Requirement
Count how many lines below include the string "pedestal". Only that number should appear in the reply.

Records supplied

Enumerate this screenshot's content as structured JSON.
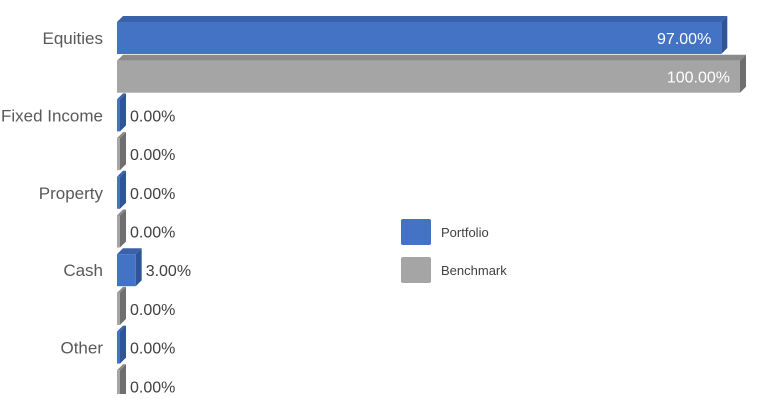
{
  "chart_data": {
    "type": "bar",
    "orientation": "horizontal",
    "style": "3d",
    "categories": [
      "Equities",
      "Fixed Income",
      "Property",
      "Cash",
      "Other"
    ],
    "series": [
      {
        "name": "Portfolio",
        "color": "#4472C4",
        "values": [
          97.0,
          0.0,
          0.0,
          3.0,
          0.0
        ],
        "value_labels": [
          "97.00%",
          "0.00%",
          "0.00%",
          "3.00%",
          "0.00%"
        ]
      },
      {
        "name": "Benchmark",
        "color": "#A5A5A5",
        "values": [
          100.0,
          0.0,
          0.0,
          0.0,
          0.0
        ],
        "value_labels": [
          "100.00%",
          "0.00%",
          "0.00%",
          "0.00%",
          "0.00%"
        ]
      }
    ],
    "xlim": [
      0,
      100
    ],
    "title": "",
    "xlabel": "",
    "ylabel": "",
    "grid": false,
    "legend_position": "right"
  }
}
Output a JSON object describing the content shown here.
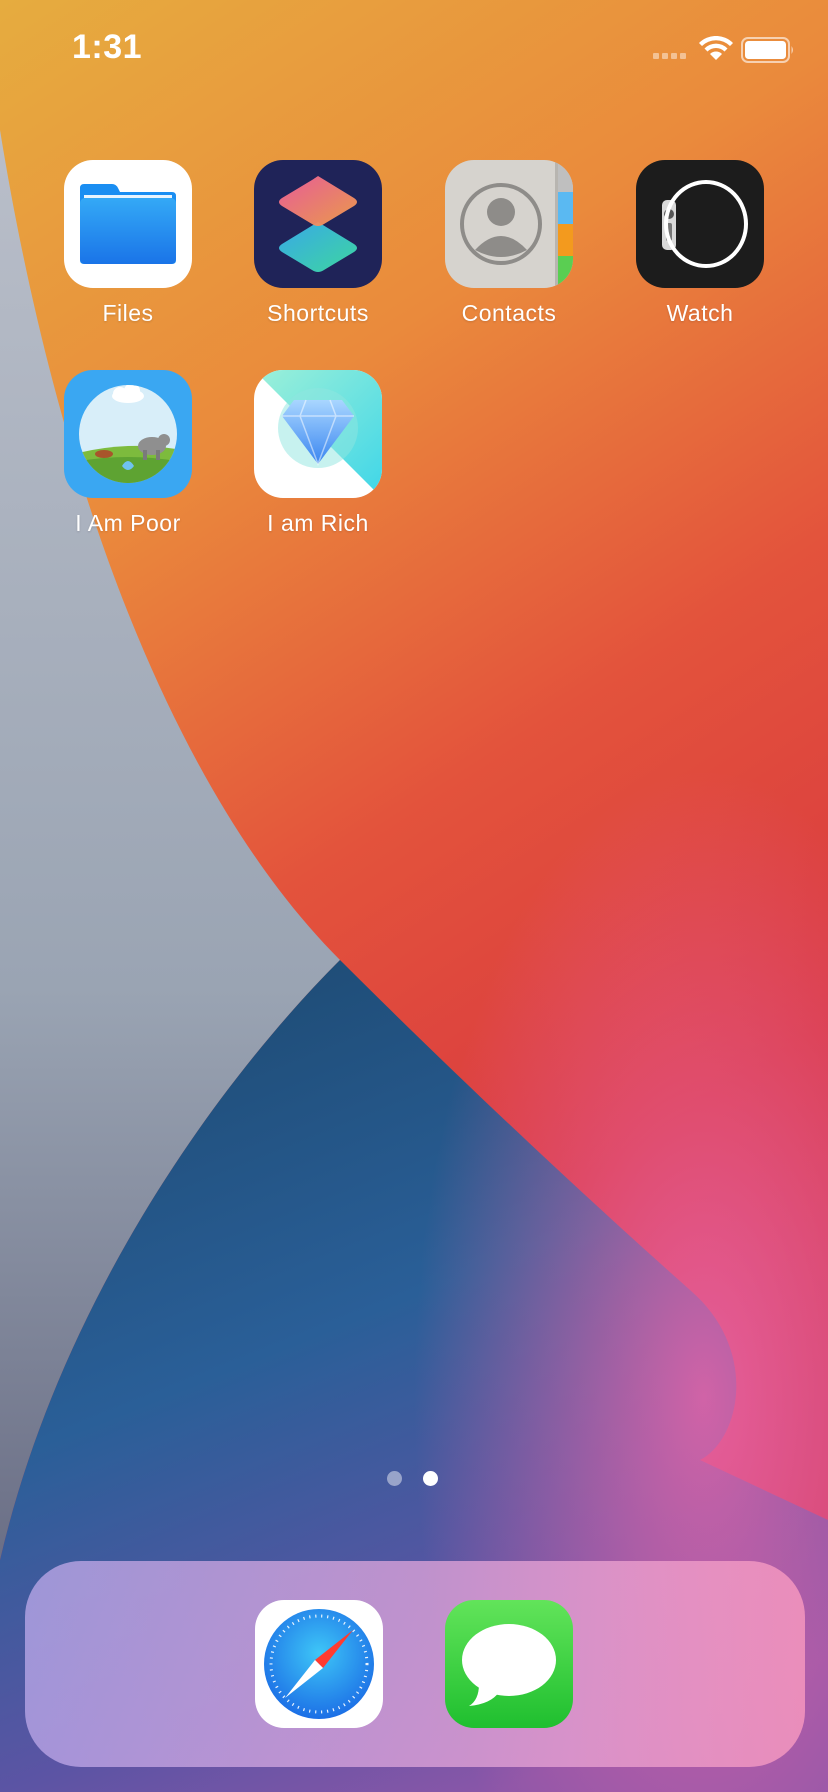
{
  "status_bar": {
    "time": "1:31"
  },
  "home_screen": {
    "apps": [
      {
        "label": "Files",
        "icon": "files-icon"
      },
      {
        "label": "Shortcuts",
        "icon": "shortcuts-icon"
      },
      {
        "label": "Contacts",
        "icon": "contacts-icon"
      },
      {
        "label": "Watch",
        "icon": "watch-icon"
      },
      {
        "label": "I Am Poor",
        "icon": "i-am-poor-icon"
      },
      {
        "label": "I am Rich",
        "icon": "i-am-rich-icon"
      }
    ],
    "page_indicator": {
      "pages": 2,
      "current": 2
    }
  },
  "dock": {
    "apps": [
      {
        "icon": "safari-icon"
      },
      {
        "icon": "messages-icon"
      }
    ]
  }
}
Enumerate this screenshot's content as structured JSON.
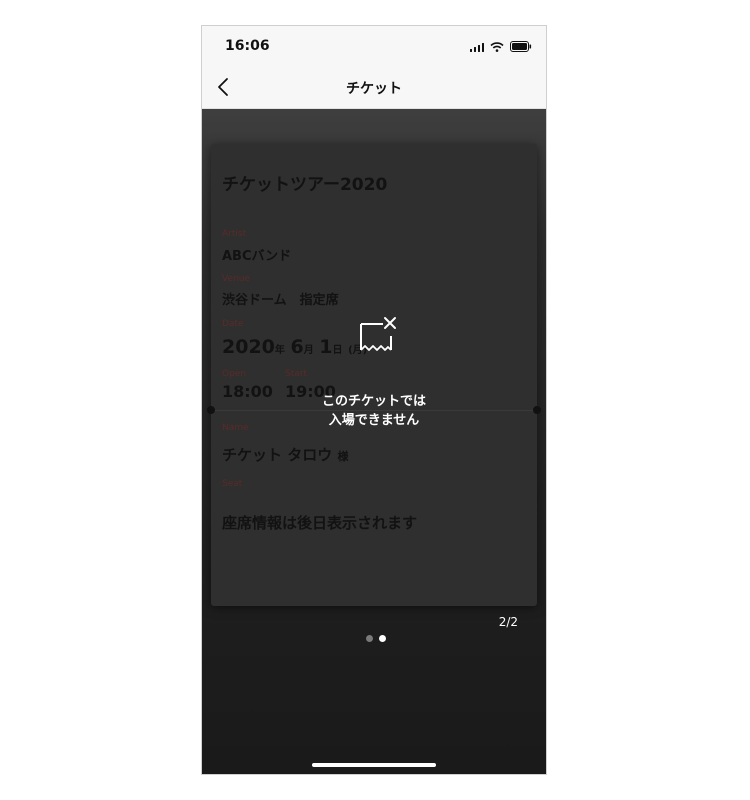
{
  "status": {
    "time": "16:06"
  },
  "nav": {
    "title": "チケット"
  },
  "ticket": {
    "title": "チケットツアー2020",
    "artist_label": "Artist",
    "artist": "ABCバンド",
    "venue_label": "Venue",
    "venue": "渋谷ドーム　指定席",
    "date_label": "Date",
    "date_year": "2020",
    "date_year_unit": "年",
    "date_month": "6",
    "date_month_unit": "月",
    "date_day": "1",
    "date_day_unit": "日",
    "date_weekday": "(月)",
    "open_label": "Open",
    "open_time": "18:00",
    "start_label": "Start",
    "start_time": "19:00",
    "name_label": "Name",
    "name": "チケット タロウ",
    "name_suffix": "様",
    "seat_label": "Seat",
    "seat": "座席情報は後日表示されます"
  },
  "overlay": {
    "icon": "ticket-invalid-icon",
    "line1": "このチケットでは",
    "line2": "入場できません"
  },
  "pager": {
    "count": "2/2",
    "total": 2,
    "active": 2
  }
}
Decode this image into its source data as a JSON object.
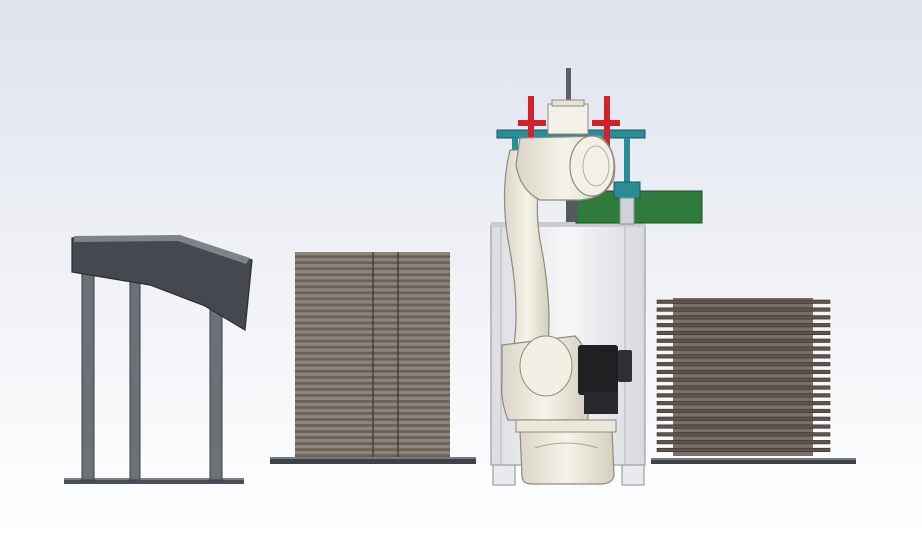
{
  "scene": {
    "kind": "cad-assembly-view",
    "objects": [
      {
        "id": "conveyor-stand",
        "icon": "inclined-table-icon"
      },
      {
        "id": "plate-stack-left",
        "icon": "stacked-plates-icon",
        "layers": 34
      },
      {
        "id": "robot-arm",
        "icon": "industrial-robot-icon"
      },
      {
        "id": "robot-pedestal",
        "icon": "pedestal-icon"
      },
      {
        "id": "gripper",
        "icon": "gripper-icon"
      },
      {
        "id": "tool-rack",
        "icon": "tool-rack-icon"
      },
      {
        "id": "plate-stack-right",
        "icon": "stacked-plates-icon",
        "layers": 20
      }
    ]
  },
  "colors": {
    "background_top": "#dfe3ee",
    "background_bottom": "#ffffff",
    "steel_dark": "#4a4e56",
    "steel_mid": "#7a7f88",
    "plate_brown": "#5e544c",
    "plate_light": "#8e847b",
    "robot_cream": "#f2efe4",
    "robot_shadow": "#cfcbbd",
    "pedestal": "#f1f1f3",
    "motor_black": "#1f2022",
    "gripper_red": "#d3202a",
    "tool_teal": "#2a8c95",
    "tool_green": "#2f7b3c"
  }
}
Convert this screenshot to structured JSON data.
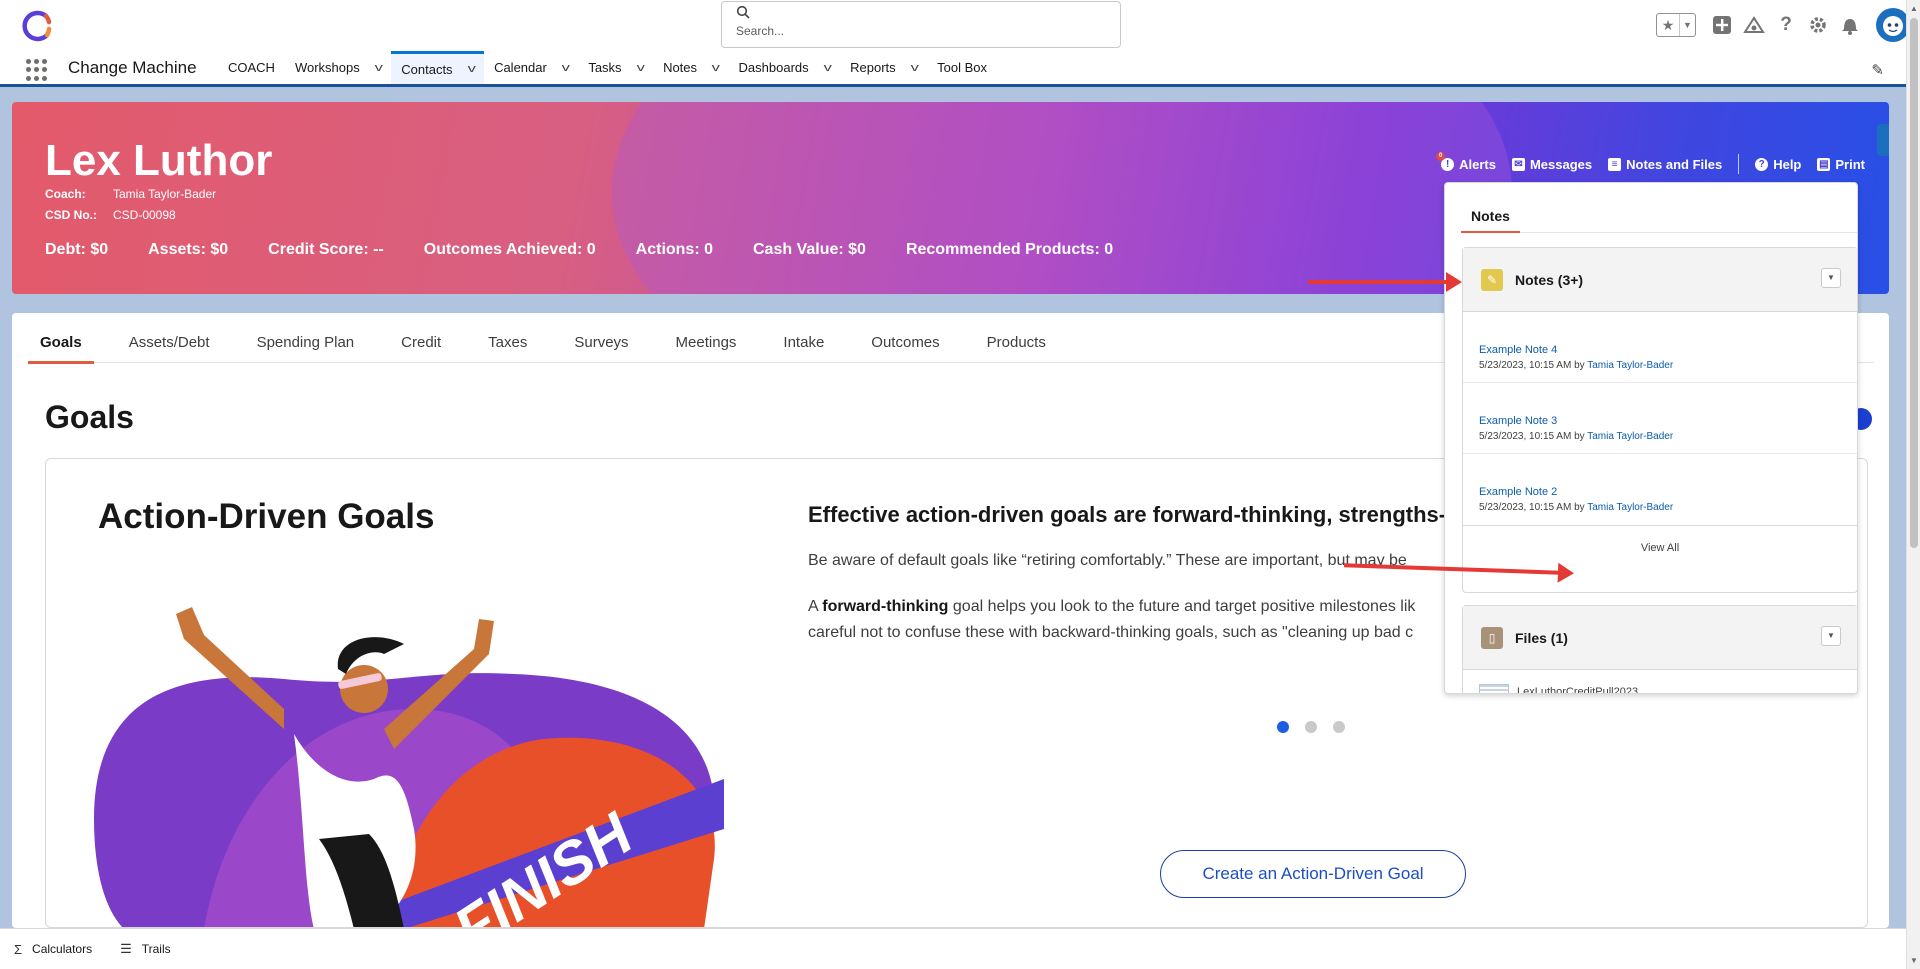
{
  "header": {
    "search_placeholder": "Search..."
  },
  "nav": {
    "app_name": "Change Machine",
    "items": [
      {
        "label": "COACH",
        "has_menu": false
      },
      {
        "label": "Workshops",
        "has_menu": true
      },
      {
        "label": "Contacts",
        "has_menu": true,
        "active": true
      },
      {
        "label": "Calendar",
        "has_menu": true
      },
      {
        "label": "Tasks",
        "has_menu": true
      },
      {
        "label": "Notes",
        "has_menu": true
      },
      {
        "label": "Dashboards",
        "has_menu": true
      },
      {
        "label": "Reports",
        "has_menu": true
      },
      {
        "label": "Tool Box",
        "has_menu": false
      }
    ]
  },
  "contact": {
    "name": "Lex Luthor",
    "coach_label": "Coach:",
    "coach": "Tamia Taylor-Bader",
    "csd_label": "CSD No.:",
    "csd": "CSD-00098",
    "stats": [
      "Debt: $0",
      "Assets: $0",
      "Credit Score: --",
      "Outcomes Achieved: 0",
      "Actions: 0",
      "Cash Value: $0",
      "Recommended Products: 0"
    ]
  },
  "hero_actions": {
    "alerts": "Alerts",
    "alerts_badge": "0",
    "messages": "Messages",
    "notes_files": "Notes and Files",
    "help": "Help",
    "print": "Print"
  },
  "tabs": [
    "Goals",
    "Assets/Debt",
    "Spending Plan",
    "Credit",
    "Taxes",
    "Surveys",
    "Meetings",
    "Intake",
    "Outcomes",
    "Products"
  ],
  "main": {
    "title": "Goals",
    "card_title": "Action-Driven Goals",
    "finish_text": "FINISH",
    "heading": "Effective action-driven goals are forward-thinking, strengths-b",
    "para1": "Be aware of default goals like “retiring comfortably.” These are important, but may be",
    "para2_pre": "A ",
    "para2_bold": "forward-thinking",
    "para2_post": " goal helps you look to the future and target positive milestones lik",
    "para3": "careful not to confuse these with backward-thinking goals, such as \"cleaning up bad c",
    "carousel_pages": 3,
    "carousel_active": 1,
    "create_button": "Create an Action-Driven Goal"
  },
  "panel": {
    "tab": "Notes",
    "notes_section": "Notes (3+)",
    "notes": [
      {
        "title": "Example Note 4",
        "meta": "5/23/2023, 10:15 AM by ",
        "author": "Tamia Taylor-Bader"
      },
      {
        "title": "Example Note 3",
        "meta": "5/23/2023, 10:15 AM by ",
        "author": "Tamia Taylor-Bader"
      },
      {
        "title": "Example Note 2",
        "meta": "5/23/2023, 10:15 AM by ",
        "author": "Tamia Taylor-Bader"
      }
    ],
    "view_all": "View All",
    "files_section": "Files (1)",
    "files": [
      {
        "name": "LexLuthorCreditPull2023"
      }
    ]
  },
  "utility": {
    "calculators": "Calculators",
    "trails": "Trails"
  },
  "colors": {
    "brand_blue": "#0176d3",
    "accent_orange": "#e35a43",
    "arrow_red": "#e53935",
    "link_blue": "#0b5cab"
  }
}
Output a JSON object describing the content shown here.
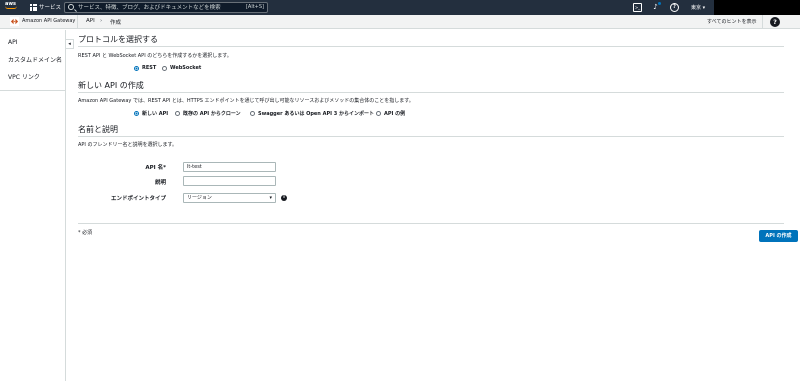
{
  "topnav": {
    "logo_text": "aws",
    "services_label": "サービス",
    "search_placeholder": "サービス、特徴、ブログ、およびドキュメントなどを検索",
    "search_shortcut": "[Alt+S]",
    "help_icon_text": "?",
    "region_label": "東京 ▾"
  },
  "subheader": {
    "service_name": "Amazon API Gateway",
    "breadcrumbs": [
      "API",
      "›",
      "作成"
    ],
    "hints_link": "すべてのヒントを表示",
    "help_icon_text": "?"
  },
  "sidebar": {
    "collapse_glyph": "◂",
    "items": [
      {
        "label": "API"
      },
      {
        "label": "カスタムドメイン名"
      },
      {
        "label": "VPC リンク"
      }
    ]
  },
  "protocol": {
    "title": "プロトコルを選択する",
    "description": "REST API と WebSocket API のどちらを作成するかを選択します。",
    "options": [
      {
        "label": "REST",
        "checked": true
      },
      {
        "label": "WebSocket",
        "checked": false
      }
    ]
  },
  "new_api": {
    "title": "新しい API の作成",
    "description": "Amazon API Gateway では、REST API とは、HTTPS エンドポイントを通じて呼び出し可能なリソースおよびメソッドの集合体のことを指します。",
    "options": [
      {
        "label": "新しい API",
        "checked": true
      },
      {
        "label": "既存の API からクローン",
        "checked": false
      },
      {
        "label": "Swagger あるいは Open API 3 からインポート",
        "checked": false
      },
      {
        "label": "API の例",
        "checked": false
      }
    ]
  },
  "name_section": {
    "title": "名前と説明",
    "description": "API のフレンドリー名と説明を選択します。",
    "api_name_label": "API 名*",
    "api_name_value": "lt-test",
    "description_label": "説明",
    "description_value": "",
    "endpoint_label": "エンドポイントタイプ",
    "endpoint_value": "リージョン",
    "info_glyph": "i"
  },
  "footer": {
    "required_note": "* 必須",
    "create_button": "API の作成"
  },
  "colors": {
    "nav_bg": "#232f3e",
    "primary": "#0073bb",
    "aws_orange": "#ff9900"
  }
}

Solved problem
3